So how did the panelists approach this fundamental question? None of them had a step-by-step guide, but one consistent theme did arise: collecting art is a social activity. Whether it’s by forming relationships with artists, gallerists, or other collectors, you need to create a “dematerialized collection” of connections, in Petersen’s words, that can you can draw on when you’re interested in certain artists and certain types of work. They also encouraged everyone to try to speak directly to artists about their work whenever possible. Patrick pointed out that when you talk to an artist and learn more about their process, you then become an “ambassador” for the artist to people who see the work in your space.
The panel wasn’t without more concrete advice as well. For those looking to get their feet wet with some low-budget pieces, the guests suggested the MCAD Art Sale and Midway Contemporary Art’s Monster Drawing Rally. Artist and musician Nicholas Larkins-Perez came prepared with some very specific questions about the legal maneuvering he might have to do in order to purchase pieces of net.art, and Patrick directed him to the free legal counsel for artists provided by Springboard for the Arts.

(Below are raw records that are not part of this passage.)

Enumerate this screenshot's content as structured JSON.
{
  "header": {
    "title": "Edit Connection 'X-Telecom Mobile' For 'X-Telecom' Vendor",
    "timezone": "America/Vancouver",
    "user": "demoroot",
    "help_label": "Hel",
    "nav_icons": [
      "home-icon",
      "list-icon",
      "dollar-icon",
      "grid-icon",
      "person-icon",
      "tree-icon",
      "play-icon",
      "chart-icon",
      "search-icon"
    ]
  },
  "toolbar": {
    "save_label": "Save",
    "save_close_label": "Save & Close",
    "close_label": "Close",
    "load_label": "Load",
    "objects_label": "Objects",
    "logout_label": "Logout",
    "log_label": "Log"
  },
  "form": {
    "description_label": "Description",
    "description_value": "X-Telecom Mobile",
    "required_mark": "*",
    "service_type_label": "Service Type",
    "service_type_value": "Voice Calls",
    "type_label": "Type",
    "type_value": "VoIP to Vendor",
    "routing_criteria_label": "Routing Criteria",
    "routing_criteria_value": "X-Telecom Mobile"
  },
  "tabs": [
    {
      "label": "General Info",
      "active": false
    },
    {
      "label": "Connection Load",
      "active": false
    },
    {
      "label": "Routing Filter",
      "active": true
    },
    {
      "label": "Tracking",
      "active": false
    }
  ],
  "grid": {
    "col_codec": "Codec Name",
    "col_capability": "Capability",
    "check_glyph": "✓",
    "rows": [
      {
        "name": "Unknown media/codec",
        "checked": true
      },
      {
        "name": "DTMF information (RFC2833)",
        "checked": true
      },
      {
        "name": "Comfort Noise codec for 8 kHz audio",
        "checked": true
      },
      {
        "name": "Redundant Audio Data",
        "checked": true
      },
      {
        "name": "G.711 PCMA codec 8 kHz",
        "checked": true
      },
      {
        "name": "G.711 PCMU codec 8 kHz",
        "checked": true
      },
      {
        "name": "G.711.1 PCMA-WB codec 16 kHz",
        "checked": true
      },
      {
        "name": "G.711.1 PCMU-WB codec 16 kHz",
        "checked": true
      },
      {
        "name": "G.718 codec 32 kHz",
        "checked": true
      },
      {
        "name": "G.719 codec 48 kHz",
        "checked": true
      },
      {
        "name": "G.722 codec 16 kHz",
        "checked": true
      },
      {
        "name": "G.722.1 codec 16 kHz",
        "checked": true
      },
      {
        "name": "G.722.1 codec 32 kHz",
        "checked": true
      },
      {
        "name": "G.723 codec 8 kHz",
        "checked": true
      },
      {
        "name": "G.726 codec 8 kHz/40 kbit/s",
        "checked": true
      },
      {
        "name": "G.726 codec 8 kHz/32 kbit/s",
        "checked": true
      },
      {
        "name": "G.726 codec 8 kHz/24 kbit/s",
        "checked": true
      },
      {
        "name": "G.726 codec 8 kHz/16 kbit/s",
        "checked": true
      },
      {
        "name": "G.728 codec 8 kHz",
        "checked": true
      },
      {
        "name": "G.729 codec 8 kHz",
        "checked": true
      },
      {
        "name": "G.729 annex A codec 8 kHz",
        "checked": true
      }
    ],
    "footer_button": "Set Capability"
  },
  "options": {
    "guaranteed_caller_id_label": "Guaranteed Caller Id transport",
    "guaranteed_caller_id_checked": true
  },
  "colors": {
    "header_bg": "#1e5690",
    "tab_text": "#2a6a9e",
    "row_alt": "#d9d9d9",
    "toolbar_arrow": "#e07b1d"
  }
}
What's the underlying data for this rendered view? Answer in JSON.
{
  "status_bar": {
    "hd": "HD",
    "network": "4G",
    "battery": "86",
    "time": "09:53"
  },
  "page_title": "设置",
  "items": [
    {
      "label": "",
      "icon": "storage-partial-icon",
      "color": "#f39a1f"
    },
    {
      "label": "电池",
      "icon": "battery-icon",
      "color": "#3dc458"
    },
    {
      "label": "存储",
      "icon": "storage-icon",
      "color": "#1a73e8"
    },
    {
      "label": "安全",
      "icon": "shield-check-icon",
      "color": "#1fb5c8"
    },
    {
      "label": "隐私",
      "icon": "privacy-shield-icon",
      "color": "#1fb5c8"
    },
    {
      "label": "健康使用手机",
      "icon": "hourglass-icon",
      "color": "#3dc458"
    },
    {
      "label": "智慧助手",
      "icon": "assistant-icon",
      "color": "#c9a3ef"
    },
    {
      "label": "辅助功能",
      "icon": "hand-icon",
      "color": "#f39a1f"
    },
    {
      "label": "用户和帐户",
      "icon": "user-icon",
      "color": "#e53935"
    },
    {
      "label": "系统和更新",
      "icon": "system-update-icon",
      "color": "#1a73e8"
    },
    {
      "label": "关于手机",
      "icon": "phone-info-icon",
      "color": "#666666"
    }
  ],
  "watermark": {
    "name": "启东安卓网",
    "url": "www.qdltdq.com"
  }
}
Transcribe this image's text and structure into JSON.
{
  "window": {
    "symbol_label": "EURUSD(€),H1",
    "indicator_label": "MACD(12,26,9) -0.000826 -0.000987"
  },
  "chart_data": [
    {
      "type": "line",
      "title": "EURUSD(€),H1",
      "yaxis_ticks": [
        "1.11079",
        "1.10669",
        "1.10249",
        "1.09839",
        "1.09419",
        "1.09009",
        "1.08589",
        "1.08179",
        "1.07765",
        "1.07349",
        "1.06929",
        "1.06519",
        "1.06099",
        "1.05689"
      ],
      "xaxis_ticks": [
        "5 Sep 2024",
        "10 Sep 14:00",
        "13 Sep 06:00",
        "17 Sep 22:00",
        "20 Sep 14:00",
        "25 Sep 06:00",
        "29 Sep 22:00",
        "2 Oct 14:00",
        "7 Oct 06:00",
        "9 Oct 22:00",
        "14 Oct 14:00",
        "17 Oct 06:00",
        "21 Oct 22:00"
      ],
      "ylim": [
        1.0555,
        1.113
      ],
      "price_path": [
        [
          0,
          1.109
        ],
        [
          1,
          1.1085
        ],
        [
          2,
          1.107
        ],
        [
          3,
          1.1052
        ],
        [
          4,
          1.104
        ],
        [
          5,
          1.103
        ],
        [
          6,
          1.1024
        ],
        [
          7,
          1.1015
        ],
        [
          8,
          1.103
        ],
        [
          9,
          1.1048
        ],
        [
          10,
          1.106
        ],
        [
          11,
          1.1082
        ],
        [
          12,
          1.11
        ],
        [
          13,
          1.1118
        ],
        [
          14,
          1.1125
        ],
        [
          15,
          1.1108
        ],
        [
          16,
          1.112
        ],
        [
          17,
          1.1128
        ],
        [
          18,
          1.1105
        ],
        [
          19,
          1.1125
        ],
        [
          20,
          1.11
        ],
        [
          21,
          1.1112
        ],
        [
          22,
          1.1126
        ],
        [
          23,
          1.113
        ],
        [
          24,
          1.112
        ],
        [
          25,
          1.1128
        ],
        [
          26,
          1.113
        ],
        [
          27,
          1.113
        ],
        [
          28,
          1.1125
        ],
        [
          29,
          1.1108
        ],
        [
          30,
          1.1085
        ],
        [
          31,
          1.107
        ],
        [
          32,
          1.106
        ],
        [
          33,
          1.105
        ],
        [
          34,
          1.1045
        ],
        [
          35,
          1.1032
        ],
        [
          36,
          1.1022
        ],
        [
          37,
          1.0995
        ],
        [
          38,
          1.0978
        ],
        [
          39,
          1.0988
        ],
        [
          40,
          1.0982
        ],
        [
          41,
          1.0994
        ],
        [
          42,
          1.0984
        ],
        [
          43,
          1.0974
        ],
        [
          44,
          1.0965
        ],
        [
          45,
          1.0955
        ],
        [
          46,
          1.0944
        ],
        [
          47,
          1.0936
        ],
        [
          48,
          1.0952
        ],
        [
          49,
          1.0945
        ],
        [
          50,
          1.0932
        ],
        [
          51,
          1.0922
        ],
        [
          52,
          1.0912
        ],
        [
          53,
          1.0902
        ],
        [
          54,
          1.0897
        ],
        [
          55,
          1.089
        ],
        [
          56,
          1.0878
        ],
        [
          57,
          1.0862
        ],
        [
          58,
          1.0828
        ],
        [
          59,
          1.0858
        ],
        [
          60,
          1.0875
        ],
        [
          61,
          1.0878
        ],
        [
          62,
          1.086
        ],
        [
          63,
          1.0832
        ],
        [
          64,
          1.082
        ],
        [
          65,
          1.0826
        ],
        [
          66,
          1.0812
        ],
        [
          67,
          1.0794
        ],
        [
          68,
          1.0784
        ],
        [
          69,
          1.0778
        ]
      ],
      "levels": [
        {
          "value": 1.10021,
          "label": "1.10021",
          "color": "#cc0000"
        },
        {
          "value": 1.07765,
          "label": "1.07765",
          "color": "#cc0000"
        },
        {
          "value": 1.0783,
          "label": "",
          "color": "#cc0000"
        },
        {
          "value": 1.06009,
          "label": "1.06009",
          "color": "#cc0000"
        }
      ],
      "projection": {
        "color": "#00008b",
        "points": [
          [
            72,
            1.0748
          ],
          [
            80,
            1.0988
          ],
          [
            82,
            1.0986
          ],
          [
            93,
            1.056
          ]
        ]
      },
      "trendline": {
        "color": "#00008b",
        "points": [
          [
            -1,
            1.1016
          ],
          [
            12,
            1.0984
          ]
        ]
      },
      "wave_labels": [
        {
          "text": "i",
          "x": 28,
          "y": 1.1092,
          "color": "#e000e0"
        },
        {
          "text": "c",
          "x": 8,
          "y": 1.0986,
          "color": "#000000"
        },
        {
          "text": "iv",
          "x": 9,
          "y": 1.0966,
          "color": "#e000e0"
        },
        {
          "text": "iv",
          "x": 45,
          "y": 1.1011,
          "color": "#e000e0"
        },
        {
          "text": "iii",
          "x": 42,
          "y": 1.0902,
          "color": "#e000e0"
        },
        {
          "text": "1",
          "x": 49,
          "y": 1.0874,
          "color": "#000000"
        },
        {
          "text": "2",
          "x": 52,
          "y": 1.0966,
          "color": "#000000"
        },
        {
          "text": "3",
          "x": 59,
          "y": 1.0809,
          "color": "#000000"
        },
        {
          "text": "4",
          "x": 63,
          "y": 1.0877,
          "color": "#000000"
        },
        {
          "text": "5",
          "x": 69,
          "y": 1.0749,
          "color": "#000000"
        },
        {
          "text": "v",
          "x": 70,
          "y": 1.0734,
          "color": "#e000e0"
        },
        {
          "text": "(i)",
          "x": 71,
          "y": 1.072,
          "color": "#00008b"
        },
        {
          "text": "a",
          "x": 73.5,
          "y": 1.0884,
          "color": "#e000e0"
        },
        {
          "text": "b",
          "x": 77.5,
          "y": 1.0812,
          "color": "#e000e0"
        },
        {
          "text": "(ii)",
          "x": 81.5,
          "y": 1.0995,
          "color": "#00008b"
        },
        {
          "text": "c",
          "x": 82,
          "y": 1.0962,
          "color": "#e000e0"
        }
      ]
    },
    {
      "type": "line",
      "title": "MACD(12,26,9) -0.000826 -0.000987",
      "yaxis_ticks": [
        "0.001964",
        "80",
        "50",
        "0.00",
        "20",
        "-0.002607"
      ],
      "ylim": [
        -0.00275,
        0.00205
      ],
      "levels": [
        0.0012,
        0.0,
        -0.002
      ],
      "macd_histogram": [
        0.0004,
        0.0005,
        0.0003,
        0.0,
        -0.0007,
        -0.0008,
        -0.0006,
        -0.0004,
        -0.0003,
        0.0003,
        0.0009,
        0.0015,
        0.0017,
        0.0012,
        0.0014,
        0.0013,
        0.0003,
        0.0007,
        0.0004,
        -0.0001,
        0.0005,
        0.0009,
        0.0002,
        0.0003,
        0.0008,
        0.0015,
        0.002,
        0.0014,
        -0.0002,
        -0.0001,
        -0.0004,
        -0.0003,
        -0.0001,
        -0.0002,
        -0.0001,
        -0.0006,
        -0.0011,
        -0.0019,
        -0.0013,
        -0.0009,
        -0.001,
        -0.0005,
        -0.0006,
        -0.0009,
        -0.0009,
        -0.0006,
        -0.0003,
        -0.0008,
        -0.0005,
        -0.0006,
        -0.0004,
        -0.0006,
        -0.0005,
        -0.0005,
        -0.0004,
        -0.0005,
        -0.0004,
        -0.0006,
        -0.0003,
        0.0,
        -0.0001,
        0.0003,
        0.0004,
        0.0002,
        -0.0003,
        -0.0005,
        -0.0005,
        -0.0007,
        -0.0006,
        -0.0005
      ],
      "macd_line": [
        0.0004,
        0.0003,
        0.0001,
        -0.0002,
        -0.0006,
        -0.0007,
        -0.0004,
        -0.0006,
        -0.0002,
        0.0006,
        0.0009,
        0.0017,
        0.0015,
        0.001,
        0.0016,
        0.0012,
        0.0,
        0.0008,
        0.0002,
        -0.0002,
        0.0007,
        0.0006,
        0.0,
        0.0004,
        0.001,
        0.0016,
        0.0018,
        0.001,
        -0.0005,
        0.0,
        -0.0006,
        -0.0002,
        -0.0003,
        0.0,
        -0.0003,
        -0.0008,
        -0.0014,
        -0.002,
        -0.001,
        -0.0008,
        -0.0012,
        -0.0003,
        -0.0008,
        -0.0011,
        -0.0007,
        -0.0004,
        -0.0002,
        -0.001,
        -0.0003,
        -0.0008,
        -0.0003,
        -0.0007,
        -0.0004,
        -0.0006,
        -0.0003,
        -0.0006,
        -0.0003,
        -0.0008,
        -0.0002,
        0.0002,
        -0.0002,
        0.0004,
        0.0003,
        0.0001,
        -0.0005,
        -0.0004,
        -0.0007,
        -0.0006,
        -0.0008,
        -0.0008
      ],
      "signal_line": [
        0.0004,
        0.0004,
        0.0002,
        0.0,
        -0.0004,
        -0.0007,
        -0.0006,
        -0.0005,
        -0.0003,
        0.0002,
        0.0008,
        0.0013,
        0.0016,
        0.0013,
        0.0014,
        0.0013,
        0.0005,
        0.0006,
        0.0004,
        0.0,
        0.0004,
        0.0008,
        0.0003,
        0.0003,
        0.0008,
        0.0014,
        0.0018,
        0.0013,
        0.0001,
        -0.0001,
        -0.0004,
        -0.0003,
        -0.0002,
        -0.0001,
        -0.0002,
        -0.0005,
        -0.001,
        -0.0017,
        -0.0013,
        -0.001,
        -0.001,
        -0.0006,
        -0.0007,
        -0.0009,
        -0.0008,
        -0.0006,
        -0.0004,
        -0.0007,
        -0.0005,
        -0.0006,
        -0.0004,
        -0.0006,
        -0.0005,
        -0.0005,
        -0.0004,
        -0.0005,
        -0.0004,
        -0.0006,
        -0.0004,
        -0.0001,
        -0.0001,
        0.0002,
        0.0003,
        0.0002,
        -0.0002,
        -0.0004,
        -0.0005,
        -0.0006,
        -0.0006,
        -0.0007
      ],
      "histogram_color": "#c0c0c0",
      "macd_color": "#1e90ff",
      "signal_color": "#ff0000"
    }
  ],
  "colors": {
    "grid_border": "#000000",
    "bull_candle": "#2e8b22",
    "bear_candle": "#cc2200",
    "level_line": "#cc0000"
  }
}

Focusing on one piece of work at a time seemed to be another one of the main keys to embarking on what seems to some like a monumental task. Patrick advised attendees not to think of their collection as a single body of work or as some sort of thesis. Instead, she suggested people open themselves up to a wide variety of works, artists, and media. Exploring is the only real way to begin to understand the aesthetic priorities that will drive your purchases, or put in Lisa Melander’s graceful phrasing, “Buy what speaks to you.”